The official website indicates this film was originally titled Red Fish Blue Fish, which is a far more intriguing title than Blackmark. Slapped with generic box art suggesting a straight-to-DVD shootfest, the film is actually a speculative cold war thriller that takes place primarily in 1963 and ultimately offers an alternate theory about the Kennedy assassination.

Not to say there isn't any action. Much of it involves American spy Timothy Daniels (Kaiwi Lyman, looking more 1993 than 1963), who's ordered to hack into Russia's defense system and launch a nuclear warhead at his own country. He and Soviet military officer Alexi Popolovski (Corey MacIntosh) end up working together, shooting their way out of several confrontations in an effort to save Popolovski's family.

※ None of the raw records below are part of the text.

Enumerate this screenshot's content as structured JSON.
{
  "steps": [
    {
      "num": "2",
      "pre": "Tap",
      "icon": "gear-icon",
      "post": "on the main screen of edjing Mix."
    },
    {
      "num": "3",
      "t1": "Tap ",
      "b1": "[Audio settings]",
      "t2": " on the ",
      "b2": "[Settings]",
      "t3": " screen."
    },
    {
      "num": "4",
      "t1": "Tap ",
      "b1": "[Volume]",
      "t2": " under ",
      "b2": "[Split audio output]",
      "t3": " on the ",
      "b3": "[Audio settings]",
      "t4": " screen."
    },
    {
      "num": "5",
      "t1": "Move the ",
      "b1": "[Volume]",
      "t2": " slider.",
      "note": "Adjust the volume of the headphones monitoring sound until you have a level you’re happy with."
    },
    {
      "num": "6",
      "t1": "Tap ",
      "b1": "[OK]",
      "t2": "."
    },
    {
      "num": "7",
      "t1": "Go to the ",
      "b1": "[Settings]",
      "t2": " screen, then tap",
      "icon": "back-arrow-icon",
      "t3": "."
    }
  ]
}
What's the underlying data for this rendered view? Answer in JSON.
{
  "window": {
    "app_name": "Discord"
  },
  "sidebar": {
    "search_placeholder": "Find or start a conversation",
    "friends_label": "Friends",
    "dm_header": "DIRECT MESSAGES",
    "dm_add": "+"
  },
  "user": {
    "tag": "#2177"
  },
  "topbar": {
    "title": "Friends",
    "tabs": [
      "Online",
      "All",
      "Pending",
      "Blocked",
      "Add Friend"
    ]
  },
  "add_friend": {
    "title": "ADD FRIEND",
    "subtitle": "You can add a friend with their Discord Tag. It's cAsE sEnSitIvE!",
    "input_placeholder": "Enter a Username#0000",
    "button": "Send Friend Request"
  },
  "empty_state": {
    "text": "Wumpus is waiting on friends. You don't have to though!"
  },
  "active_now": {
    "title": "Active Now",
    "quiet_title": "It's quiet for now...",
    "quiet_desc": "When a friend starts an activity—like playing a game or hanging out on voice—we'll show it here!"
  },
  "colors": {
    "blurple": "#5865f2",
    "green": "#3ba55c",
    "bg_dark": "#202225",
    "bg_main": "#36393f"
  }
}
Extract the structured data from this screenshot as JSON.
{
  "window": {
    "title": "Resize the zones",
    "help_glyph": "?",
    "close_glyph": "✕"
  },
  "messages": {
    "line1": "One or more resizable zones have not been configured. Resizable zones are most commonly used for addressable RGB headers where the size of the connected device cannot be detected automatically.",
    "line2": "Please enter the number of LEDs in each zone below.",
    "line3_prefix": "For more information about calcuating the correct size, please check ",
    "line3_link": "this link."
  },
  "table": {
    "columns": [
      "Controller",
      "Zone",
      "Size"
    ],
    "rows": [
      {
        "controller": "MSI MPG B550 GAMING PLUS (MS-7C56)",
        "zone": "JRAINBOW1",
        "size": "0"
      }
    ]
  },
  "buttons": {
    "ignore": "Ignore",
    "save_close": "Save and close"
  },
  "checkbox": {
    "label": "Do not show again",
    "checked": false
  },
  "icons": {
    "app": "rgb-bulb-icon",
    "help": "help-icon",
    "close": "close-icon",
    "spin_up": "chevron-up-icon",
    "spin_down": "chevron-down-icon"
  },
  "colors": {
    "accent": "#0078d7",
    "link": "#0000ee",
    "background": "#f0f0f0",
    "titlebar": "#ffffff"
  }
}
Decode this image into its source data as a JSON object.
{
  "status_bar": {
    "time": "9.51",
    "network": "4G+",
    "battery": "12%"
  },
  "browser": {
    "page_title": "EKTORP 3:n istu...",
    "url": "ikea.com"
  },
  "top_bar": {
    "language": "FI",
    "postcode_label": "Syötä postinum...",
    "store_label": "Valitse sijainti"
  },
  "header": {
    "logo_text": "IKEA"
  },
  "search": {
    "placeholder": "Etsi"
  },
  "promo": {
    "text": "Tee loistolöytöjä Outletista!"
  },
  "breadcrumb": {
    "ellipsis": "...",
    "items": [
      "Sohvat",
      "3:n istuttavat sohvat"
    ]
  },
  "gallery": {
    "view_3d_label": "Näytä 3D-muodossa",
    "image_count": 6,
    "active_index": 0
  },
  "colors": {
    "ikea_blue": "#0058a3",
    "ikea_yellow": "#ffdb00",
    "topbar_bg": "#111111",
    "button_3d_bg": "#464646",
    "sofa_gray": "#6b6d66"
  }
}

Partying like it's 1993.
But Blackmark is primarily about its title character (Jeff Hatch), an ambitious military industrialist who appears to be trying to prevent a nuclear war while simultaneously eliminating his competition. He could be considered the story's de-facto villain simply because he's the most ruthless, but just about everybody around him appears to have sinister agendas as well. "Appears" is definitely the operative word here. Blackmark is phenomenally complicated, often a challenge to follow because it's seldom clear who's working for who, who wants war & who doesn't.

Writer/director A.J. Martinson definitely deserves kudos for ambition. If nothing else, we often forget we're watching a film with a relatively limited budget. Despite taking place on just a few small sets with a cast of unknowns, Blackmark thinks big, unfolding with the urgency and narrative scope of a large-scale thriller. However, the intricate story eventually becomes exhausting, not helped by an underwhelming and surprisingly simplistic resolution.

But as long as the viewer is ready to give it 100% of their attention - hit the pause button before hitting the bathroom, kids - Blackmark remains pretty watchable. It won't make anyone forget Fail-Safe, but its aspirations are admirable.